His intentions struck me as an unrealistic fantasy. After 10 days in the hospital, Mark wasn't improving, and graduation was only a month away. But I wasn't going to undermine his indomitable spirit.

"If you promise to be there," I replied, "then I'll be there, too."

Two courses of intravenous immunoglobulin—the standard therapy—had not gotten Mark out of bed, though. So, after calling several Guillain-Barré specialists around the country, we proposed an effective, but somewhat risky procedure called plasma exchange. We would remove Mark's blood, filter out the red and white cells, and then reinfuse them back into Mark minus the old plasma. This technique brings relief apparently because the plasma contains antibodies that attack a patient's nerves.

The patient weighed his options.

"What are the risks?" he asked.

"The risk of death is small, but it's definite," I replied.

With his usual deliberation, Mark said he'd give us a decision the next day. And he did.

"I want it," he announced. "I'm not getting any better."

The week following the plasma exchange treatments brought with it subtle, but definite signs of improvement. We weren't sure what this augured, but Mark was certain. Letter by letter, he informed us that he would definitely attend his graduation. "Bring me my speech," he said. "I want to touch it up."

Before long, Mark made believers out of all of us. One day, a physical therapist stopped me in the hallway and said, "Maybe I'm imagining things, but I think Mark is moving his toes a little."

She wasn't imagining anything. After his toes came his legs, and then his arms. He couldn't speak or point to a letter board yet, so his parents still had to recite the alphabet and record his nods. But, as always, the Orsinis weren't complaining. They cheerfully continued to serve as his voice.

Gloom began to lift from the ICU as the physical therapists reported that Mark was able to do more and more on a daily basis. His respiratory muscles were also making a comeback. Finally, three weeks into his illness, the magical day arrived when we could remove his breathing tube. We were able to hear his voice for the first time in almost a month.

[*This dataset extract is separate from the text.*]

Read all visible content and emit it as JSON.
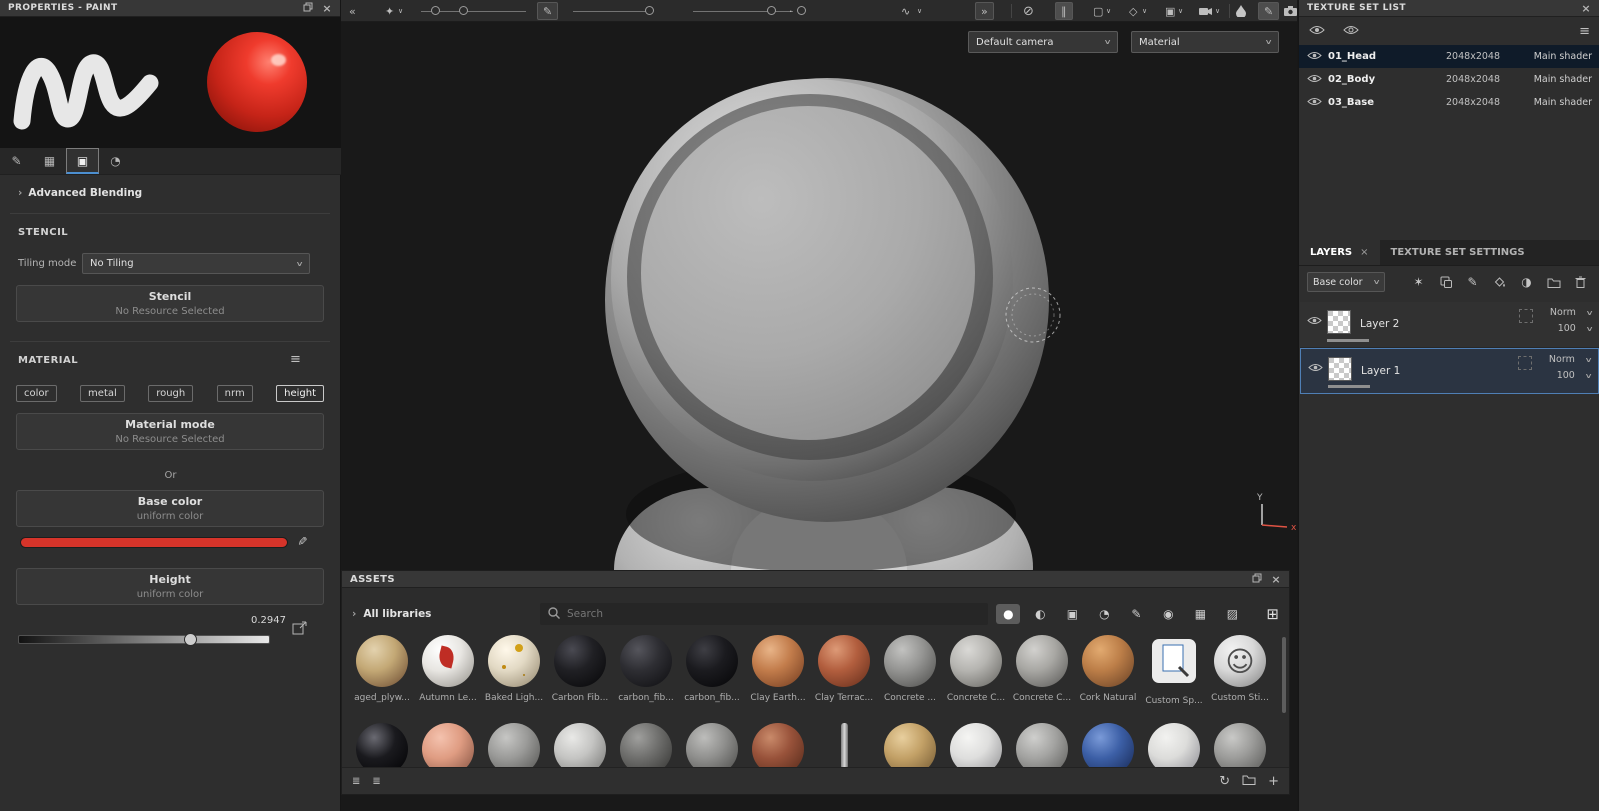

"Hi," he said.

The hospital staff and I thought this moment would be more dramatic than it actually was. Then we realized why it wasn't. Mark had been speaking to us all along.

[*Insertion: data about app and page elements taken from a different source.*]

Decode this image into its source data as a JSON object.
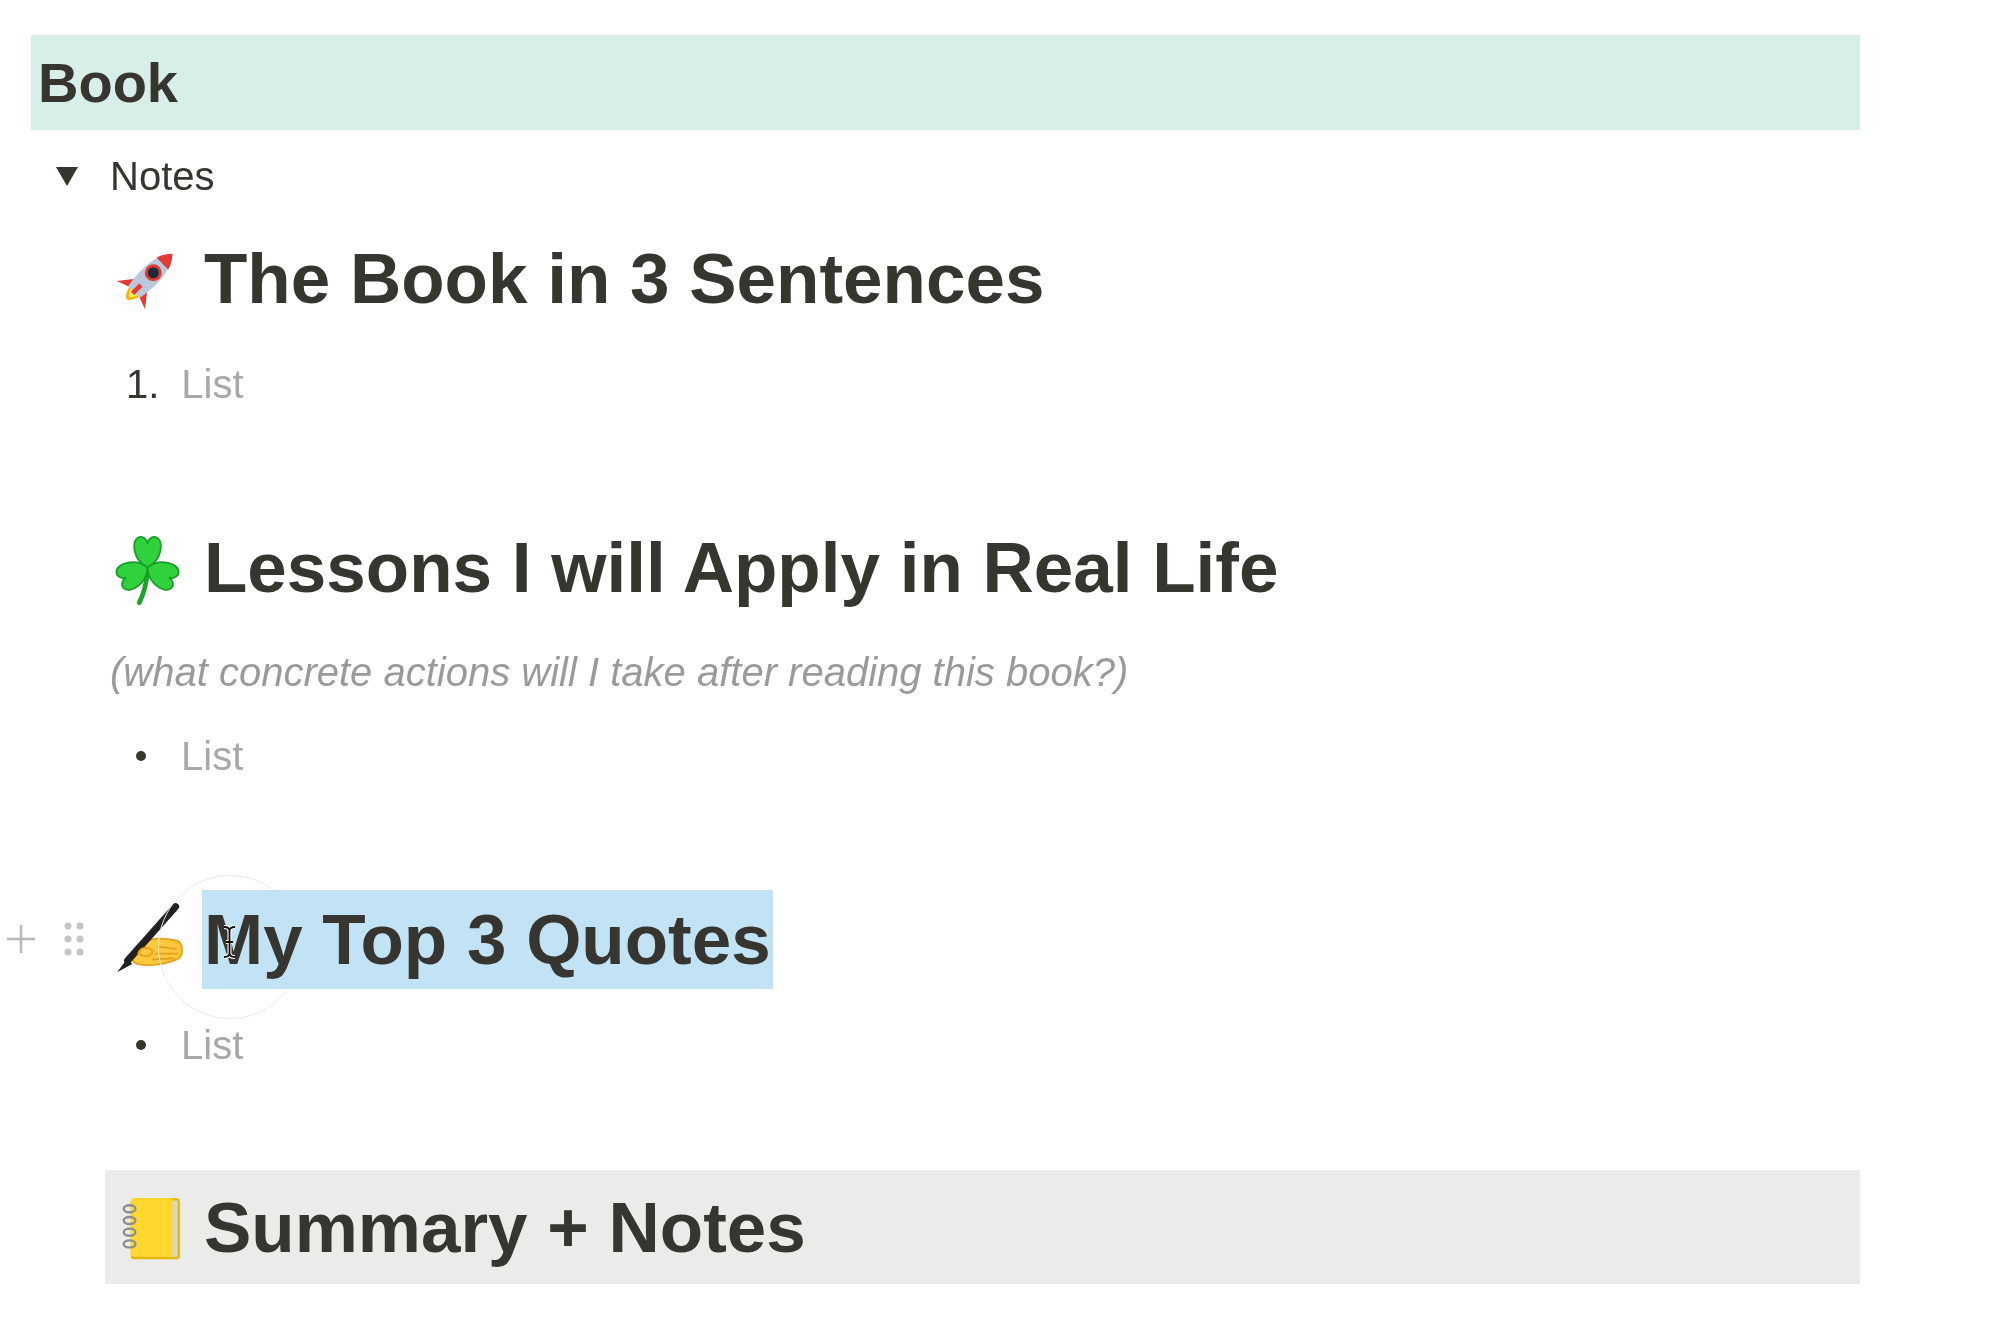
{
  "header": {
    "title": "Book"
  },
  "toggle": {
    "label": "Notes",
    "expanded": true,
    "children": [
      {
        "kind": "heading",
        "text": "The Book in 3 Sentences",
        "selected": false,
        "hovered": false,
        "shaded": false
      },
      {
        "kind": "numbered",
        "marker": "1.",
        "text": "List"
      },
      {
        "kind": "heading",
        "text": "Lessons I will Apply in Real Life",
        "selected": false,
        "hovered": false,
        "shaded": false
      },
      {
        "kind": "note",
        "text": "(what concrete actions will I take after reading this book?)"
      },
      {
        "kind": "bulleted",
        "text": "List"
      },
      {
        "kind": "heading",
        "text": "My Top 3 Quotes",
        "selected": true,
        "hovered": true,
        "shaded": false
      },
      {
        "kind": "bulleted",
        "text": "List"
      },
      {
        "kind": "heading",
        "text": "Summary + Notes",
        "selected": false,
        "hovered": false,
        "shaded": true
      }
    ]
  }
}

Mark has continued to make steady progress since his triumphant commencement speech. He's at Dartmouth now. I hope he follows through with his plan to become a physician. I think he'll make a great one, given his intellect, idealism, and persistence. His ordeal with Guillain-Barré syndrome will no doubt deepen his empathy for what patients experience.

I saw him in my office the other day when he was home on vacation. Other than slightly decreased reflexes in his arms, his neurological exam was normal. "I get a little tired at times," he said, "but otherwise I feel great."

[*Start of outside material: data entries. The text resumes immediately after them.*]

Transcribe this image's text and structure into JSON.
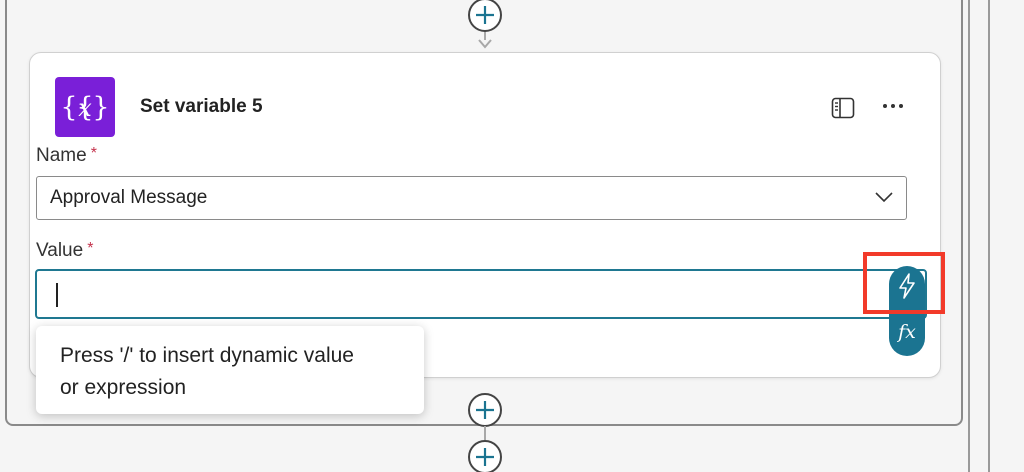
{
  "card": {
    "title": "Set variable 5",
    "icon": "variable-braces-icon",
    "icon_bg": "#7a1fd8"
  },
  "fields": {
    "name": {
      "label": "Name",
      "required_mark": "*",
      "value": "Approval Message"
    },
    "value": {
      "label": "Value",
      "required_mark": "*",
      "value": ""
    }
  },
  "tooltip": {
    "line1": "Press '/' to insert dynamic value",
    "line2": "or expression"
  },
  "side_buttons": {
    "dynamic": "lightning-icon",
    "expression_label": "fx"
  },
  "colors": {
    "accent": "#1b7491",
    "required": "#c4314b",
    "highlight": "#f23a2a"
  }
}
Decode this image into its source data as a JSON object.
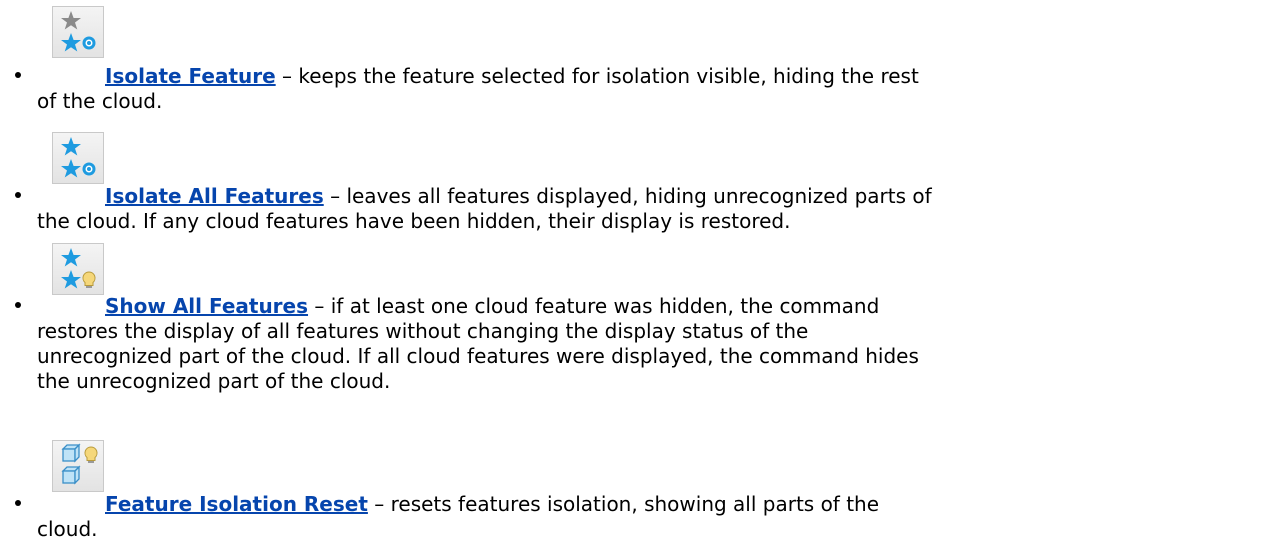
{
  "items": [
    {
      "icon": "isolate-feature-icon",
      "link": "Isolate Feature",
      "line1": " – keeps the feature selected for isolation visible, hiding the rest",
      "line2": "of the cloud.",
      "line3": ""
    },
    {
      "icon": "isolate-all-features-icon",
      "link": "Isolate All Features",
      "line1": " – leaves all features displayed, hiding unrecognized parts of",
      "line2": "the cloud. If any cloud features have been hidden, their display is restored.",
      "line3": ""
    },
    {
      "icon": "show-all-features-icon",
      "link": "Show All Features",
      "line1": " – if at least one cloud feature was hidden, the command",
      "line2": "restores the display of all features without changing the display status of the",
      "line3": "unrecognized part of the cloud. If all cloud features were displayed, the command hides",
      "line4": "the unrecognized part of the cloud."
    },
    {
      "icon": "feature-isolation-reset-icon",
      "link": "Feature Isolation Reset",
      "line1": " – resets features isolation, showing all parts of the",
      "line2": "cloud.",
      "line3": ""
    }
  ],
  "colors": {
    "link": "#0645ad",
    "star_blue": "#1e9be0",
    "star_gray": "#8a8a8a",
    "bulb": "#f5d77a"
  }
}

There was a lot left unsaid during that follow-up visit. I wanted to say that I was in awe of him and his raw courage. I wanted to say that he and his parents were some of the most amazing people I'd ever met.

I wanted to tell him of my new feelings of shame when one of my three children tried to talk to me and I brushed them off because I didn't have the time to listen. I wanted to say that I felt this way because in my mind's eye, I saw his parents sitting by his hospital bed, hour after hour, patiently listening to their child speak, letter by letter.

I wanted to say that I would never forget him or his parents, that I felt blessed to have known them all.

But sadly, words failed me.

 

Noah Gilson. The ABCs of courage. Medical Economics 2002;6:63.